    "public int i = 0; // Does this goes into stack"

    More or less. "The stack is an implementation detail" - http://blogs.msdn.com/b/ericlippert/archive/2009/04/27/the-stack-is-an-implementation-detail.aspx

    A local variable can be stored on stack or in a CPU register or nowhere if the compile figures out that it isn't used. It could also be allocated on the heap but probably no implementation would do that for performance reasons. In summary, where a local variable is stored is mostly irrelevant.

    ""Genration gn = new Genration(); // goes to heap""

    The newly created Generation object is stored on the heap. The gn reference is a local variable and it is stored like all other local variables, on stack/register/nowhere.

    The rest of your comments are ok.

    • Marked as answer by Shijith M.C Saturday, July 6, 2013 1:39 PM
    Thursday, July 4, 2013 9:24 AM
    Moderator

All replies

  • "public int i = 0; // Does this goes into stack"

    No. That's a member of a reference type, it's allocated as part of the object and since the object is allocated on the heap the "i" variable is also on the heap.

    "public int i = 0; // Does this goes into stack"

    More or less. "The stack is an implementation detail" - http://blogs.msdn.com/b/ericlippert/archive/2009/04/27/the-stack-is-an-implementation-detail.aspx

    A local variable can be stored on stack or in a CPU register or nowhere if the compile figures out that it isn't used. It could also be allocated on the heap but probably no implementation would do that for performance reasons. In summary, where a local variable is stored is mostly irrelevant.

    ""Genration gn = new Genration(); // goes to heap""

    The newly created Generation object is stored on the heap. The gn reference is a local variable and it is stored like all other local variables, on stack/register/nowhere.

    The rest of your comments are ok.

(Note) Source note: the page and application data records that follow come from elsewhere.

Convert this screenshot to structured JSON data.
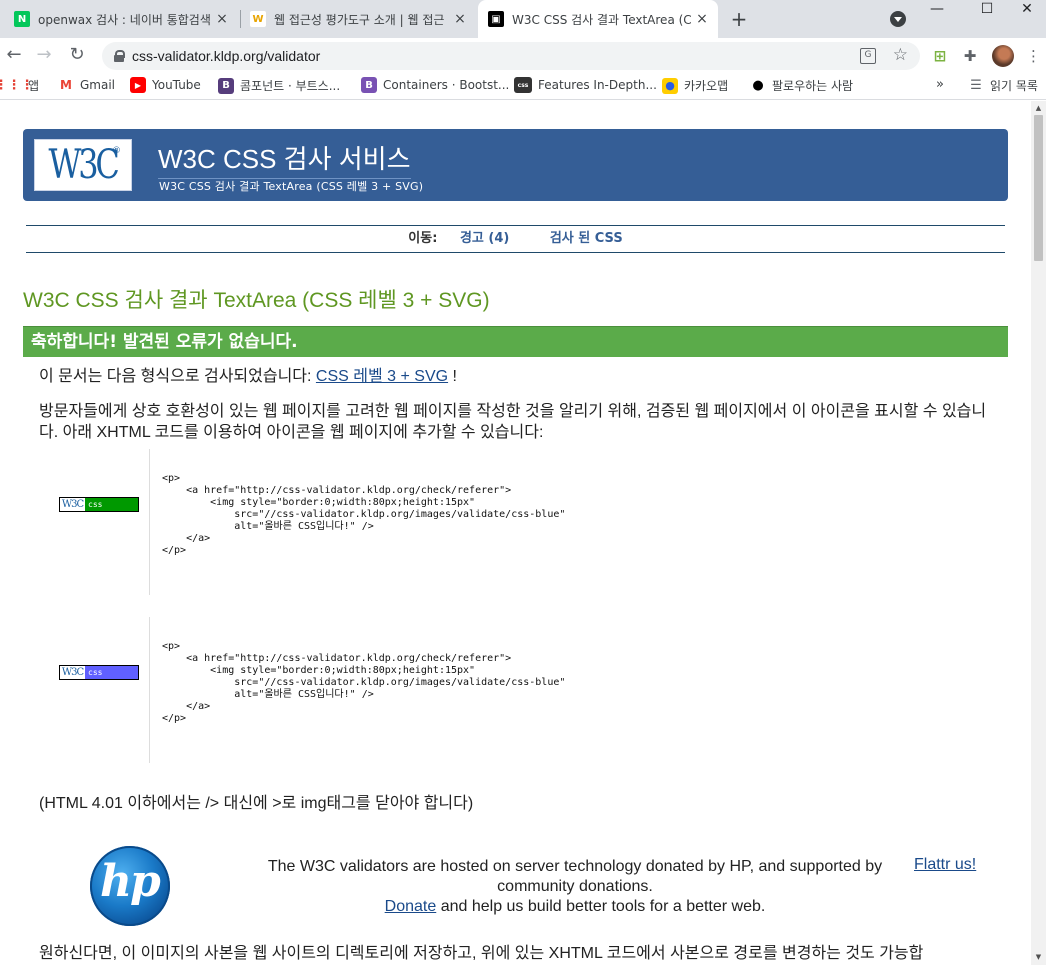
{
  "browser": {
    "tabs": [
      {
        "title": "openwax 검사 : 네이버 통합검색",
        "favicon": "N"
      },
      {
        "title": "웹 접근성 평가도구 소개 | 웹 접근",
        "favicon": "W"
      },
      {
        "title": "W3C CSS 검사 결과 TextArea (C",
        "favicon": "▣"
      }
    ],
    "url": "css-validator.kldp.org/validator",
    "bookmarks": [
      "앱",
      "Gmail",
      "YouTube",
      "콤포넌트 · 부트스...",
      "Containers · Bootst...",
      "Features In-Depth...",
      "카카오맵",
      "팔로우하는 사람"
    ],
    "reading_list": "읽기 목록",
    "more_bookmarks": "»"
  },
  "page": {
    "banner": {
      "title": "W3C CSS 검사 서비스",
      "subtitle": "W3C CSS 검사 결과 TextArea (CSS 레벨 3 + SVG)",
      "logo_text": "W3C",
      "logo_mark": "®"
    },
    "jump": {
      "label": "이동:",
      "warnings": "경고 (4)",
      "validated_css": "검사 된 CSS"
    },
    "result_title": "W3C CSS 검사 결과 TextArea (CSS 레벨 3 + SVG)",
    "congrats": "축하합니다! 발견된 오류가 없습니다.",
    "profile_prefix": "이 문서는 다음 형식으로 검사되었습니다: ",
    "profile_link": "CSS 레벨 3 + SVG",
    "profile_suffix": " !",
    "badge_info": "방문자들에게 상호 호환성이 있는 웹 페이지를 고려한 웹 페이지를 작성한 것을 알리기 위해, 검증된 웹 페이지에서 이 아이콘을 표시할 수 있습니다. 아래 XHTML 코드를 이용하여 아이콘을 웹 페이지에 추가할 수 있습니다:",
    "snippets": [
      {
        "badge_w3": "W3C",
        "badge_css": "css",
        "badge_color": "#009900",
        "code": "<p>\n    <a href=\"http://css-validator.kldp.org/check/referer\">\n        <img style=\"border:0;width:80px;height:15px\"\n            src=\"//css-validator.kldp.org/images/validate/css-blue\"\n            alt=\"올바른 CSS입니다!\" />\n    </a>\n</p>"
      },
      {
        "badge_w3": "W3C",
        "badge_css": "css",
        "badge_color": "#6060ff",
        "code": "<p>\n    <a href=\"http://css-validator.kldp.org/check/referer\">\n        <img style=\"border:0;width:80px;height:15px\"\n            src=\"//css-validator.kldp.org/images/validate/css-blue\"\n            alt=\"올바른 CSS입니다!\" />\n    </a>\n</p>"
      }
    ],
    "html401_note": "(HTML 4.01 이하에서는 /> 대신에 >로 img태그를 닫아야 합니다)",
    "sponsor": {
      "logo_text": "hp",
      "line1": "The W3C validators are hosted on server technology donated by HP, and supported by community donations.",
      "donate_link": "Donate",
      "line2": " and help us build better tools for a better web.",
      "flattr": "Flattr us!"
    },
    "bottom_text": "원하신다면, 이 이미지의 사본을 웹 사이트의 디렉토리에 저장하고, 위에 있는 XHTML 코드에서 사본으로 경로를 변경하는 것도 가능합"
  }
}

    • Marked as answer by Shijith M.C Saturday, July 6, 2013 1:39 PM
    Thursday, July 4, 2013 9:24 AM
    Moderator
  • Thanks for your reply,

        Genration gn = new Genration(); // goes to heap

    "The newly created Generation object is stored on the heap. The gn reference is a local variable and it is stored like all other local variables, on stack/register/nowhere."

    How this get stored in stack?

    Thursday, July 4, 2013 9:33 AM
  • "How this get stored in stack?"

    Hmm, not sure how this can be explained better. You can consider references as some special kind of values, they're stored exactly the same way as value type are.

    Thursday, July 4, 2013 10:47 AM
    Moderator